In survival situations personal hygiene is often one of the last things a person considers. Given that the survivalist is mostly occupied with staying alive, this is a fair and reasonable ordering of priorities. Once a survival situation transitions from the acute phase to the maintenance phase, however, hygiene of one’s body and surrounding area should be considered with higher priority. Poor hygiene can easily become a back door to illnesses including infections. A simple cut can easily turn into an infection that may eventually become fatal, without the benefit of antibiotics. Remember, before 1928 there were no antibiotics and people routinely died from staph, strep, TB and pneumonia infections.
Motivations for personal hygiene practice include reduction of personal illness, healing from personal illness, optimal health and sense of well being, social acceptance and prevention of spread of illness to others.
In a survival situation we must learn how we can care for our bodies (including teeth) and surroundings without Irish Spring soap and 409 kitchen cleaner, because even if we have some stocked up – we will run out eventually.
Body hygiene is achieved by using products including: soap, hair shampoo, toothbrushes, tooth paste, cotton swabs, antiperspirant, facial tissue, mouthwash, nail files, skin cleansers, toilet paper, and other such products.

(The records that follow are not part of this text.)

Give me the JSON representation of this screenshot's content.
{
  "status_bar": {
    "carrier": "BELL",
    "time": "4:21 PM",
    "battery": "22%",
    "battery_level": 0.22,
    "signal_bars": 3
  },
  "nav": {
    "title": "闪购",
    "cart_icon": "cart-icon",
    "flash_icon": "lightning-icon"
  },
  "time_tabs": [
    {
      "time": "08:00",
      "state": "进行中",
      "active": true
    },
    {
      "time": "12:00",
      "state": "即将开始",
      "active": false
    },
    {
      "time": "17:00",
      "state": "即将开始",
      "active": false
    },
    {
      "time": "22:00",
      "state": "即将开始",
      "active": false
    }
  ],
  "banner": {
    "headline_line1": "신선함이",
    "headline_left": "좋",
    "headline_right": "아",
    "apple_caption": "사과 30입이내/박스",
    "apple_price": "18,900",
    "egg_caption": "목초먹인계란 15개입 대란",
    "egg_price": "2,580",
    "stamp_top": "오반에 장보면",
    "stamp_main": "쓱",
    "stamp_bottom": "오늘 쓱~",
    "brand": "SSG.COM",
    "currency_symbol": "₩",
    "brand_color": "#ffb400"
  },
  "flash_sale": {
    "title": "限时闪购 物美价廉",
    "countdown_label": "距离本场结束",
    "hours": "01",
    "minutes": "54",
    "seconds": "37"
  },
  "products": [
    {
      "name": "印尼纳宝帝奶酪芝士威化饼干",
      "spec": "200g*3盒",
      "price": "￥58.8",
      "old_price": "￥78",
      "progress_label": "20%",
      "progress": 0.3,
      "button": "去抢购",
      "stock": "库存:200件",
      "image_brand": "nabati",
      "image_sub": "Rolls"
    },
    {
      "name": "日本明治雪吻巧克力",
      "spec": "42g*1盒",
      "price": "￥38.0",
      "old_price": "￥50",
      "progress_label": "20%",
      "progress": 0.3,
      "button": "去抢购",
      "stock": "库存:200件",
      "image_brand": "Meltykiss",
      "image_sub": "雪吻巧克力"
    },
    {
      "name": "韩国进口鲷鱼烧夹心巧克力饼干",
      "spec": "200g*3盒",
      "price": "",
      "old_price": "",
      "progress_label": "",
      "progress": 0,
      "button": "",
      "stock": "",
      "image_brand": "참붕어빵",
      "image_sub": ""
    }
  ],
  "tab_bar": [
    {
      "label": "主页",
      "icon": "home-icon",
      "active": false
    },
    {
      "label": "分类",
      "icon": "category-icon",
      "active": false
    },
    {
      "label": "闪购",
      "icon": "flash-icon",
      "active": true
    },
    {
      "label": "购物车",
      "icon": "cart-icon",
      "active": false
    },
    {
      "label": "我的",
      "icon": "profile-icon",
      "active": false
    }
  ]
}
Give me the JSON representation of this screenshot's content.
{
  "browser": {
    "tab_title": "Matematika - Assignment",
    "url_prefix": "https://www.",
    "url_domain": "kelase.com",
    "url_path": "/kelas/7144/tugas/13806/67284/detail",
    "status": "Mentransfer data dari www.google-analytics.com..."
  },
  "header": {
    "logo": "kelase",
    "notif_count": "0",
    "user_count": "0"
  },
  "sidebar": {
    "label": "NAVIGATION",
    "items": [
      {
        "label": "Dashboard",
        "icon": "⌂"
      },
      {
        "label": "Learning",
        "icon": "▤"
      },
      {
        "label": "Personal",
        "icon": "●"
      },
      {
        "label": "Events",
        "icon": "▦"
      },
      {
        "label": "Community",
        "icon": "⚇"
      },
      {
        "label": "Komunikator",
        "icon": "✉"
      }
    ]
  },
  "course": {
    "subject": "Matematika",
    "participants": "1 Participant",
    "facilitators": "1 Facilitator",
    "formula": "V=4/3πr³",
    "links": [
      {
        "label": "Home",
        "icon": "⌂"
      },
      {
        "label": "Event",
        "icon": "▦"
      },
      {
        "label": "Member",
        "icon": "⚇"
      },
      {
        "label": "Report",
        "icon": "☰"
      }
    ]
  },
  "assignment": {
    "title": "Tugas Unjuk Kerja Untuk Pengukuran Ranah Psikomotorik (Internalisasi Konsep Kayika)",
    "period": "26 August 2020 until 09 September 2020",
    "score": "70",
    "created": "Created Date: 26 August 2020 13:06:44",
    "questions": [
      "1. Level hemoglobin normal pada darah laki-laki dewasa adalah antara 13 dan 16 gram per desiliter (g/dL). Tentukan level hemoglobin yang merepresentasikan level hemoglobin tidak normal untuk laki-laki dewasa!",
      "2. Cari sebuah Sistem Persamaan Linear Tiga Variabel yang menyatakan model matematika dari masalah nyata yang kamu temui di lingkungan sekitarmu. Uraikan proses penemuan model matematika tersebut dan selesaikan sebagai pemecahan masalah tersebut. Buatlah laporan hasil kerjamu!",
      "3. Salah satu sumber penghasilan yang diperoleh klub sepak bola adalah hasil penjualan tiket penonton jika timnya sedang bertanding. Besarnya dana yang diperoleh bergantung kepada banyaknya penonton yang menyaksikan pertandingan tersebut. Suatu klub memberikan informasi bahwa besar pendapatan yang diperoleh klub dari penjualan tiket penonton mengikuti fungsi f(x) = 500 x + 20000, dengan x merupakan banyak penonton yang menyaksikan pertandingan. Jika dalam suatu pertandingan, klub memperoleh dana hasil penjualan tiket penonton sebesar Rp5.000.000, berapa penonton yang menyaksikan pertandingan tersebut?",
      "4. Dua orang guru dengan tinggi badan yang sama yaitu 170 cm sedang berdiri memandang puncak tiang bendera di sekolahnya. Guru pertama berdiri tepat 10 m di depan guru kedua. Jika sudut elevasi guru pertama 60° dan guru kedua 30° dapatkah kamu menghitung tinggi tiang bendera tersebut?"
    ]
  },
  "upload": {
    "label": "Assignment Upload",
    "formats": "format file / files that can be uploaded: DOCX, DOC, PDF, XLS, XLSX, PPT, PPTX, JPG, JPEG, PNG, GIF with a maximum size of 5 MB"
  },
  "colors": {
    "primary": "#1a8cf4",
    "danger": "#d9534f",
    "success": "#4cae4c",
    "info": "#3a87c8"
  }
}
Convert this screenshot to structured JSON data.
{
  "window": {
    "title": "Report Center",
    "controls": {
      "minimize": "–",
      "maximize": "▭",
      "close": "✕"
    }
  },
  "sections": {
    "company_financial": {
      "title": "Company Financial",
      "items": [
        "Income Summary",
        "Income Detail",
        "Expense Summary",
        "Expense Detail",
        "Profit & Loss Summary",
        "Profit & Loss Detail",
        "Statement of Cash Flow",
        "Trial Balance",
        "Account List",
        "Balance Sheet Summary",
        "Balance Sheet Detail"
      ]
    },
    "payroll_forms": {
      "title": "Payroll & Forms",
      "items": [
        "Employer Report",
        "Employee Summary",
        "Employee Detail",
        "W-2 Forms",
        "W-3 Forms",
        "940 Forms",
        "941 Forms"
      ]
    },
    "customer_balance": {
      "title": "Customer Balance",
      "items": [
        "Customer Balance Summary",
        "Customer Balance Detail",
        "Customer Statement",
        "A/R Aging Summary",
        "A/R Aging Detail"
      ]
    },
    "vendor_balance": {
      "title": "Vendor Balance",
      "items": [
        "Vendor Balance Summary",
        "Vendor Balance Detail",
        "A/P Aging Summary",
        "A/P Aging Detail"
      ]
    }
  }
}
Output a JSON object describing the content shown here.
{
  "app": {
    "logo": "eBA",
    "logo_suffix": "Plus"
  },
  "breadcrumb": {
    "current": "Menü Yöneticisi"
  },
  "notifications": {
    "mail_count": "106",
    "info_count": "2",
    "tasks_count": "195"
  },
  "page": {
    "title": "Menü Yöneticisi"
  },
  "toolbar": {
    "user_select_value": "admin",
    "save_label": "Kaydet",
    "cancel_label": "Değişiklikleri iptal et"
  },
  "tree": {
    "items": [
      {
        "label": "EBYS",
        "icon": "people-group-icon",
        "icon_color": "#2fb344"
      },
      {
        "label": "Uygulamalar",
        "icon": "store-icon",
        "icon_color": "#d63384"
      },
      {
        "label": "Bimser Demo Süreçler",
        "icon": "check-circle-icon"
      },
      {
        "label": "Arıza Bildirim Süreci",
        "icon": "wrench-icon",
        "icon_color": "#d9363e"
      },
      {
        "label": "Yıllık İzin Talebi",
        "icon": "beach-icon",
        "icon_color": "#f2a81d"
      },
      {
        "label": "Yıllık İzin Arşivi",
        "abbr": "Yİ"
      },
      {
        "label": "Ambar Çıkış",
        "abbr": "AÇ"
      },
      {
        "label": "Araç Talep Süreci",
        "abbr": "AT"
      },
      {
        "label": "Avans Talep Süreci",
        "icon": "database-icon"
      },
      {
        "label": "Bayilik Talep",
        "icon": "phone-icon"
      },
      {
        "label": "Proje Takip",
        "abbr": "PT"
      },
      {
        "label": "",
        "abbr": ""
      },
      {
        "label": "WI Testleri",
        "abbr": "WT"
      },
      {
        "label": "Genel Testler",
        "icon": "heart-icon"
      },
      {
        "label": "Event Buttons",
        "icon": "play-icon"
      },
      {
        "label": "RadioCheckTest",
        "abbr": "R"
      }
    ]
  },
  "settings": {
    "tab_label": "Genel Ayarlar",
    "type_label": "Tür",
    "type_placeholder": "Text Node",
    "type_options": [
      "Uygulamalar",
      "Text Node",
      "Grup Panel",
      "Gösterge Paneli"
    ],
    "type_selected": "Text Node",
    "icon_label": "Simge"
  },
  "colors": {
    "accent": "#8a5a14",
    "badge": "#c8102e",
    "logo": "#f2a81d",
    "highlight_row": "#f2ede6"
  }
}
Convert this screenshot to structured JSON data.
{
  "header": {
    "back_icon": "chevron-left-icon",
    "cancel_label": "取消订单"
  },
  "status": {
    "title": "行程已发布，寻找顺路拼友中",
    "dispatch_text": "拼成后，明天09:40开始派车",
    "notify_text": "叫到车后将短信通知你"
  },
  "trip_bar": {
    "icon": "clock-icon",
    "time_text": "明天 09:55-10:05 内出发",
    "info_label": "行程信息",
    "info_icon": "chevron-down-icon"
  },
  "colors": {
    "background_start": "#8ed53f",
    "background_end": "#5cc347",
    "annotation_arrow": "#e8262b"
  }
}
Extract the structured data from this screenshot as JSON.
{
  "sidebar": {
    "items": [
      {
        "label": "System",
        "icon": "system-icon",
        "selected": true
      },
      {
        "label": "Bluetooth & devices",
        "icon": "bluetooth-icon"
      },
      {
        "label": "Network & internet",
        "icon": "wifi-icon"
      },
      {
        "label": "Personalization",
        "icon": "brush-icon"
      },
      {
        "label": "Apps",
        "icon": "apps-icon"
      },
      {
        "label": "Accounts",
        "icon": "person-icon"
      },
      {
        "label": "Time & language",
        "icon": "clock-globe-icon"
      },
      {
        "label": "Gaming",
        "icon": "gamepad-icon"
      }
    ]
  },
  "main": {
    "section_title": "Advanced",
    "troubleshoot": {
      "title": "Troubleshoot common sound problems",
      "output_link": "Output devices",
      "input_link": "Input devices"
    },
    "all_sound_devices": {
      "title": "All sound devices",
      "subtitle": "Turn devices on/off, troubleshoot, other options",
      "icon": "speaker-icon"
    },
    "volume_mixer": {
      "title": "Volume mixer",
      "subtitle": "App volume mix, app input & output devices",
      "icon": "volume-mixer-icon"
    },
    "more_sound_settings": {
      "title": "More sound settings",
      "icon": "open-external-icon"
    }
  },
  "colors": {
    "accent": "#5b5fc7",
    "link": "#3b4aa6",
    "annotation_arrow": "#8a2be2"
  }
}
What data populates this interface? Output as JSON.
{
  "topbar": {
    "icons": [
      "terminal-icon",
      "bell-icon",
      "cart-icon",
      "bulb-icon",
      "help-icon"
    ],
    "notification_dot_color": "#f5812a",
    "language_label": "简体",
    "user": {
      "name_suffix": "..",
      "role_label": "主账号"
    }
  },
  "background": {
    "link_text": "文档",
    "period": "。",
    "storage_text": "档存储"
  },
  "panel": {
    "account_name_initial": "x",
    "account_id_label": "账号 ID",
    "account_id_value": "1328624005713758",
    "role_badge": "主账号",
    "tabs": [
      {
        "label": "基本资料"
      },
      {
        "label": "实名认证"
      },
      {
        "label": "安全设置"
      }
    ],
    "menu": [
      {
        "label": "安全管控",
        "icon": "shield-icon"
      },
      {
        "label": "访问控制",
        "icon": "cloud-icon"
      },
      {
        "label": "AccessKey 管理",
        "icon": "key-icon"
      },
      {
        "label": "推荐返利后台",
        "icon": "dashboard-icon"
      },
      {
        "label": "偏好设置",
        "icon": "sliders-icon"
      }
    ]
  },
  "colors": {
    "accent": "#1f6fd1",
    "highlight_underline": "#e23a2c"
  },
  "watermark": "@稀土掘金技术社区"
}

The survivalist knows how to approximate most or all of these modern day items using what’s available.